Reducing sugar intake lowers the risk of obesity in children

Surprising results of a 9 day study


American kids who are obese have a tendency to develop type 2 diabetes, even though this was thought to be an adult's disease, and with it they also can develop high blood pressure and liver damage, storing excess fat their liver. It was thought that high calorie diets made that all happen. But kids in India and China often show up with the diabetes part even when they don't have obesity. So calories can't provide the explanation. 

So Dr. RH Lustig and colleagues at the University of California, San Francisco restricted the sugar intake of a small group (43) Latino or African-American kids between 8 and 18 years of age who were obese and had high blood pressure or another problem associated with a tendency towards diabetes, liver or heart disease. They dropped the kids usual sugar intake from 27% to 10% and their fructose from 10% to 4% of the calories in their diet. They replaced the lower sugar with starch so the calories wouldn't change and kept the rest of their diets exactly the same– for just 9 days. 

The children didn't lose much weight in that brief time (an average of 2 pounds). But they already began to see a drop in blood pressure, cholesterol and triglycerides, and sugar tolerance. And even the kids that didn't lose any weight already started to follow the same trend. 

Bottom Line

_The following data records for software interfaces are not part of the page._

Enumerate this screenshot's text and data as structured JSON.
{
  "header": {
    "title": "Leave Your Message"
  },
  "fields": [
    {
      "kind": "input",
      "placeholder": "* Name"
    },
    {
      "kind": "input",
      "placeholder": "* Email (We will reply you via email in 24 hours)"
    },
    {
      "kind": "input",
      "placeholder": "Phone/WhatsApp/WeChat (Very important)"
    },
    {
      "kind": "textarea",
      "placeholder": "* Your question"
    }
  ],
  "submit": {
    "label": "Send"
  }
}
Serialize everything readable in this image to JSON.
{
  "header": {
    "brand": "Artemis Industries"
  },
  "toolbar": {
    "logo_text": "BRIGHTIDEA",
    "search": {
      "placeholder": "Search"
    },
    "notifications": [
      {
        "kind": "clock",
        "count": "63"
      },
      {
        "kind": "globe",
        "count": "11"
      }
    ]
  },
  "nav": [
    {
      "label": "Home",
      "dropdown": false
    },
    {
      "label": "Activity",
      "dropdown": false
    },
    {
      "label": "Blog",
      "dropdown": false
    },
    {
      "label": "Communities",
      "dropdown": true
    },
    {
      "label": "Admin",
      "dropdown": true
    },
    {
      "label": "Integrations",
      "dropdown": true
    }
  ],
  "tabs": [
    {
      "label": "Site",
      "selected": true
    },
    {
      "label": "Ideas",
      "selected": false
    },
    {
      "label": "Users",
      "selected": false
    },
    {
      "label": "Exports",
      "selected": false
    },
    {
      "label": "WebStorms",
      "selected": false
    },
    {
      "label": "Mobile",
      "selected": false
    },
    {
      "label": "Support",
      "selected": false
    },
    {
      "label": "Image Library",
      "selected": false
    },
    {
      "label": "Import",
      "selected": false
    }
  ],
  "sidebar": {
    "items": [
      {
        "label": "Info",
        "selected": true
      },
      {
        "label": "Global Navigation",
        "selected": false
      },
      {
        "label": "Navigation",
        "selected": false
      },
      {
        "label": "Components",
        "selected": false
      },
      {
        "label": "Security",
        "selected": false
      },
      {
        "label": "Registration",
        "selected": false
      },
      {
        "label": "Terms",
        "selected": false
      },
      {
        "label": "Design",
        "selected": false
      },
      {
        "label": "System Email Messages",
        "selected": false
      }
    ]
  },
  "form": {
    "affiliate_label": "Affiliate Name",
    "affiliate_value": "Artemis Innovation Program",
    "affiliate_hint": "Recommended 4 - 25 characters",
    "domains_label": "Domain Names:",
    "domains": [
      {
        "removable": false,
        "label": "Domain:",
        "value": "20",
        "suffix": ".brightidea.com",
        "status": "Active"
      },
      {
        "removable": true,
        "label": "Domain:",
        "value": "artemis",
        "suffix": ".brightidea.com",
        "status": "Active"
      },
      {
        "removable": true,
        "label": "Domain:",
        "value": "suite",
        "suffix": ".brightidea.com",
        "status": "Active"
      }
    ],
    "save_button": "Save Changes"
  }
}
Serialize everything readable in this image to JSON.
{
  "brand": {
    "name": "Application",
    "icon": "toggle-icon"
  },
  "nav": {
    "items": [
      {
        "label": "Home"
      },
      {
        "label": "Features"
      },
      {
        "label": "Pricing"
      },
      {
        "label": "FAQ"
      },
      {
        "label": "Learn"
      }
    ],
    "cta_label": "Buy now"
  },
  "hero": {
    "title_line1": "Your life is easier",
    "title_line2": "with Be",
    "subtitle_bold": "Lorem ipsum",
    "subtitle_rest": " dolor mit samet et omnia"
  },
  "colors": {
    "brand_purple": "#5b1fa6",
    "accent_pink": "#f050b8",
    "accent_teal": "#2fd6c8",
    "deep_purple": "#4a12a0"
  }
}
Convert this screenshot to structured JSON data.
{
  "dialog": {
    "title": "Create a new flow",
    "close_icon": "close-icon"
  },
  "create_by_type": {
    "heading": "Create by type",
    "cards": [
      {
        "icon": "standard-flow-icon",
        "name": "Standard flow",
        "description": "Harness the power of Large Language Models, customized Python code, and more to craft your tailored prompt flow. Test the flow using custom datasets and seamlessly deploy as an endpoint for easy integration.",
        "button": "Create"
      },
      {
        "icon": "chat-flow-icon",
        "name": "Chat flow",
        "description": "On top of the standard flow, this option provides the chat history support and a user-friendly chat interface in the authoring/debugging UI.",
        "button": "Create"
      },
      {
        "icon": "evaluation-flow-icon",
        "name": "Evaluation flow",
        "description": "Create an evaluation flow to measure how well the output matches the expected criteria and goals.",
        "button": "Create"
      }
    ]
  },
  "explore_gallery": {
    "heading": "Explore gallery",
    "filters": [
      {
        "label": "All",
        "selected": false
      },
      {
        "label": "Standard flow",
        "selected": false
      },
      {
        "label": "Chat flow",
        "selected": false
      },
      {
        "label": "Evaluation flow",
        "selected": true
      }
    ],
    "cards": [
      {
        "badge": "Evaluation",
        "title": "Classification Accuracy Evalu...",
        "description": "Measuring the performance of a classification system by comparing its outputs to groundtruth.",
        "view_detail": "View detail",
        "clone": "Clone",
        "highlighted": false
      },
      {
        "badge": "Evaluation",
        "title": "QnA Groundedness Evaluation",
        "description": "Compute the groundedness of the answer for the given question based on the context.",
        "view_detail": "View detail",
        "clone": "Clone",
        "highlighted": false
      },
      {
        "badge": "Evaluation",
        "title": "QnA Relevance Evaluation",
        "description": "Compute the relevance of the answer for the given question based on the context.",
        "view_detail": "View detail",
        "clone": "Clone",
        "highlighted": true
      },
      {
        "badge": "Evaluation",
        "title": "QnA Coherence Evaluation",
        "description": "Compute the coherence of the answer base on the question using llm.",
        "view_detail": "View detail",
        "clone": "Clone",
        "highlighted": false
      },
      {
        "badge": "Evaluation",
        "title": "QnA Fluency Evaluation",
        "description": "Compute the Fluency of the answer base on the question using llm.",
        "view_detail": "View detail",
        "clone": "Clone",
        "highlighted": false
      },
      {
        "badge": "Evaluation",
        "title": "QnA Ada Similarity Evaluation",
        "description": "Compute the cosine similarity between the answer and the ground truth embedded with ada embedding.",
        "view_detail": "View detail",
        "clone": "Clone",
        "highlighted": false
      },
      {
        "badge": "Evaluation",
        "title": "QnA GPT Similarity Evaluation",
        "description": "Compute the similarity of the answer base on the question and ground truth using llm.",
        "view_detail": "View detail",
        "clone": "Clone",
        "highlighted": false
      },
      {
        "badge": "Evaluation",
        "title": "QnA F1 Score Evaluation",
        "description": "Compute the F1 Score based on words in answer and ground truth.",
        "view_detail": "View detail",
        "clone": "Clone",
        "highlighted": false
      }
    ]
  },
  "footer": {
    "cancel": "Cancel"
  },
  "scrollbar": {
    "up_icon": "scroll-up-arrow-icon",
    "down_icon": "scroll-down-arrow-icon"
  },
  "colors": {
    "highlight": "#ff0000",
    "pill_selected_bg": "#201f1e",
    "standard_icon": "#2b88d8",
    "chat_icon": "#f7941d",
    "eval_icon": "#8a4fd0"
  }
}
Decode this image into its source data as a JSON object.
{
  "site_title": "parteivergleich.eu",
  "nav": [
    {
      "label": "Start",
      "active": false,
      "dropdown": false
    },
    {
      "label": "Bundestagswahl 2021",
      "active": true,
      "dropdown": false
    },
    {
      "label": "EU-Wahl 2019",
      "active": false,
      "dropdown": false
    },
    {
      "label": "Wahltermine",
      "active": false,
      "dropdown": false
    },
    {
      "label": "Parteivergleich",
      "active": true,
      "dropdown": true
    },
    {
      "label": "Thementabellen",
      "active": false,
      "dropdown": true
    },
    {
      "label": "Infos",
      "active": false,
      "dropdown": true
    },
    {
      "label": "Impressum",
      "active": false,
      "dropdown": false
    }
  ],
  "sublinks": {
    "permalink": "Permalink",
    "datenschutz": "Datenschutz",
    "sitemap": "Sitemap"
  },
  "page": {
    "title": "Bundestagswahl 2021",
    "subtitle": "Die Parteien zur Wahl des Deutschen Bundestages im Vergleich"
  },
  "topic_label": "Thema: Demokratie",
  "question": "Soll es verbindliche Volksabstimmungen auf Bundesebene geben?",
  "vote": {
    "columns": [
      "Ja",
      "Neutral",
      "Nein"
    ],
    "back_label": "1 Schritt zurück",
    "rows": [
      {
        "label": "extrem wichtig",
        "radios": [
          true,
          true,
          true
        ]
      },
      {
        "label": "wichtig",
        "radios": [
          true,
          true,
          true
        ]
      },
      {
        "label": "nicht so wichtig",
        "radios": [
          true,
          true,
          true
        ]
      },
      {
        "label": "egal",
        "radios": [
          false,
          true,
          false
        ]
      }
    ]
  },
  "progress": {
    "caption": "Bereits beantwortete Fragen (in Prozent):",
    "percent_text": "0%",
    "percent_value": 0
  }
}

Our kids get too many sugar-sweetened beverages and other sweets which increases the risk of obesity and diabetes. The very good news is that at least some of this tendency can be reversed by restricting sugars–especially high fructose corn syrup and sucrose. And the benefits start quickly–and hopefully will continue.